Biohazard and Powerflo’s Billy Graziadei unleashes his first solo effort under the BillyBio name with Feed the Fire. Billy’s music is certainly no stranger to many ears, starting in the groundbreaking Brooklyn band Biohazard as well as exploring side projects like Suicide City, Blue, and more recently his new band Powerflo which features Sen Dog from Cypress Hill and Christian Olde Wolbers formerly of Fear Factory and Akraea to name a few. That being said Billy’s been very busy and it was very interesting to see how he’d approach a solo album given he’s been involved in so many different varying projects.
At first glance, the name suggests that maybe this might be repurposed Biohazard tunes, but if anything, the Biohazard part is just one piece of this great multi genre album. Billy’s certainly kept busy over the years. From filling in for Blood For Blood to his various production products he’s taken recently, we tend to forget the guy from Biohazard is a very talented individual. This release is a great display of those talents. The album kicks off with a frenzied pace digging into his hardcore influences with “Freedom’s Never Free,” providing a healthy dose of realism in the lyrics, which are definitely just one of the high points on the album.
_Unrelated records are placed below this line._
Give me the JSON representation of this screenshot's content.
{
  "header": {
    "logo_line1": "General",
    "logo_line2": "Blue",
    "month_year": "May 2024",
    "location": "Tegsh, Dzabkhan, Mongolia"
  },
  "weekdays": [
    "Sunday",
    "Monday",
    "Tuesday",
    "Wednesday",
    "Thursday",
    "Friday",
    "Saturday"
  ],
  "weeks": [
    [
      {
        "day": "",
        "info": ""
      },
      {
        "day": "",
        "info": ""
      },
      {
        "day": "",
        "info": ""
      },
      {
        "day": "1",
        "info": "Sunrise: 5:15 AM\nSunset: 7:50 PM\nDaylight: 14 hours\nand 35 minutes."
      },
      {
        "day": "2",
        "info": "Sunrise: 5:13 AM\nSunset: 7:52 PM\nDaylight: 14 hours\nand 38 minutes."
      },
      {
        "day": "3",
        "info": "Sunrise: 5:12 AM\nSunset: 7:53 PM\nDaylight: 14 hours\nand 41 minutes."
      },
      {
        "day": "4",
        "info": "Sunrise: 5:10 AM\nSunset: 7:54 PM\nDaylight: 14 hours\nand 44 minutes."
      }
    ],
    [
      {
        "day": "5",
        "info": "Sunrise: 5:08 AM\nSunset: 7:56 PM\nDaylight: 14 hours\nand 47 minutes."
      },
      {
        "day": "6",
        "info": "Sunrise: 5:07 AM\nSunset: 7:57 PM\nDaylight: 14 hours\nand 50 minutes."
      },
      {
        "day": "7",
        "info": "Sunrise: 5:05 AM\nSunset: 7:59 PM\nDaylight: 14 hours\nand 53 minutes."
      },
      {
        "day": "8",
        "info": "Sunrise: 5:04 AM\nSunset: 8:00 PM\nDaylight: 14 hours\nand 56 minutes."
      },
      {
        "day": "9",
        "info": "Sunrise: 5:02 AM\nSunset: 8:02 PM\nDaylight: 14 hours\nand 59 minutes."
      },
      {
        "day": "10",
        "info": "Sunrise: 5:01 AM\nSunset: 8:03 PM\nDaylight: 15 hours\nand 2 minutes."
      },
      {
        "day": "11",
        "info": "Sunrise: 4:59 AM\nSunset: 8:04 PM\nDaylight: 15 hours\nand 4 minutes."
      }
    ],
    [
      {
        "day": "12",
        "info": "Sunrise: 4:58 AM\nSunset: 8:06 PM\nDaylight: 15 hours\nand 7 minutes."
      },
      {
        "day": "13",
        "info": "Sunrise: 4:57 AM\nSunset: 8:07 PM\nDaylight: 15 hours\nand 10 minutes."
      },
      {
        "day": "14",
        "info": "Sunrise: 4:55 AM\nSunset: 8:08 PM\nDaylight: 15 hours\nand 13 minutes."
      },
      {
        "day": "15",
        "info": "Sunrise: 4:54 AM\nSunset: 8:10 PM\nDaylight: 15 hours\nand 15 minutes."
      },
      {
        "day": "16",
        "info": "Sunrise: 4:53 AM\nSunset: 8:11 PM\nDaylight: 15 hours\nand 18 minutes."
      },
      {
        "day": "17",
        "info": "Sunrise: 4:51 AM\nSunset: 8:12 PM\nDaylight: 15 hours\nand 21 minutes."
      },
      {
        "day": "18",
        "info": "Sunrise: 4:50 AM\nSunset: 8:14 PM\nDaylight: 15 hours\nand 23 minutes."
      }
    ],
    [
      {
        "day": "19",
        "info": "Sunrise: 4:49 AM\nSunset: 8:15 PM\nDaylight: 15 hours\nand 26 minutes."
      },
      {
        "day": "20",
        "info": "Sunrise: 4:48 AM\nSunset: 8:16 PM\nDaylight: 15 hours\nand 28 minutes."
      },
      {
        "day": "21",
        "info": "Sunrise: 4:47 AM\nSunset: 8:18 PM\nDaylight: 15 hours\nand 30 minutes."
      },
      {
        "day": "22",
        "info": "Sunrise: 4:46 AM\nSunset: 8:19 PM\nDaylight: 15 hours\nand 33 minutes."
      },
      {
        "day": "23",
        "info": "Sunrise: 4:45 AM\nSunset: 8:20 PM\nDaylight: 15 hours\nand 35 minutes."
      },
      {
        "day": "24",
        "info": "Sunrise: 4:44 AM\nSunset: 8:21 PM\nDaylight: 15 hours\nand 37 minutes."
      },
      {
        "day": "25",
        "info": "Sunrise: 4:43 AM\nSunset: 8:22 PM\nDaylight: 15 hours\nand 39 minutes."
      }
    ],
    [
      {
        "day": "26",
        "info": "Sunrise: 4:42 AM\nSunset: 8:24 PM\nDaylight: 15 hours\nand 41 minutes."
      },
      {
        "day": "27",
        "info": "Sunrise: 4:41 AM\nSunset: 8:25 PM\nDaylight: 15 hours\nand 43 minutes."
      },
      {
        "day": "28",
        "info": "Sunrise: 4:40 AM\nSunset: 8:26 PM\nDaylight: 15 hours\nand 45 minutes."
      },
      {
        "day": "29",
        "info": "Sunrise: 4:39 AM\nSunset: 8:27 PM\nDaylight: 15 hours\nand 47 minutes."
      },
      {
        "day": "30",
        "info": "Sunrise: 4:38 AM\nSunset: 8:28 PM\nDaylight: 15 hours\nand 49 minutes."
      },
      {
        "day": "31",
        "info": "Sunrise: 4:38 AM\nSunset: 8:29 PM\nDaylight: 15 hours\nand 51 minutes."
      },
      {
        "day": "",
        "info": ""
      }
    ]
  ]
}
Not one to shy away from keeping it real, the album has a very uplifting message and that stands tall in “Feed The Fire.” The punk influence that was very present on early pre Urban Discipline Biohazard albums is on full display in “No Apologies, No Regrets” and the almost Rancid like feel of “Generation Z” is certainly a stand out highlight of the album. Also great that universal hardcore lyrical themes of unity and togetherness flow throughout the album; sticking heavily to classic punk and hardcore values.
The album kicks back into heavy mode with the almost Hatebreed sounding “Sick and Tired,” which isn’t the last time on the record you’ll hear that side as “Rise and Slay” also follows in a similar vein. The reinforcement of self empowerment returns with “STFU” as the song encourages you with its great chorus to “Stand up for your self.” You do get some experimental transitional tracks like “Remedy” and “Trepidation” to break up the onslaught a bit, and it gives Billy a chance to breathe while displaying some of his other talents before kicking back in with “Untruth” which can certainly hang with ‘Urban Discipline’ era Biohazard. Next up is “Enemy” which continues the fire of the album with a great gang vocal chorus. This brings us to the albums close with “Disaffected World”, which features that classic feel that Biohazard used to close with in the intro, while blasting through the rest of the song.
Overall with great production and great songs; this is an album that checks off everything you’d want from Billy and more that you didn’t know you needed. I’d certainly welcome more output like this from Billy in the future, but this is a great start.
Notable Tracks: Freedom’s Never Free, STFU, Generation Z, Enemy, Rise and Slay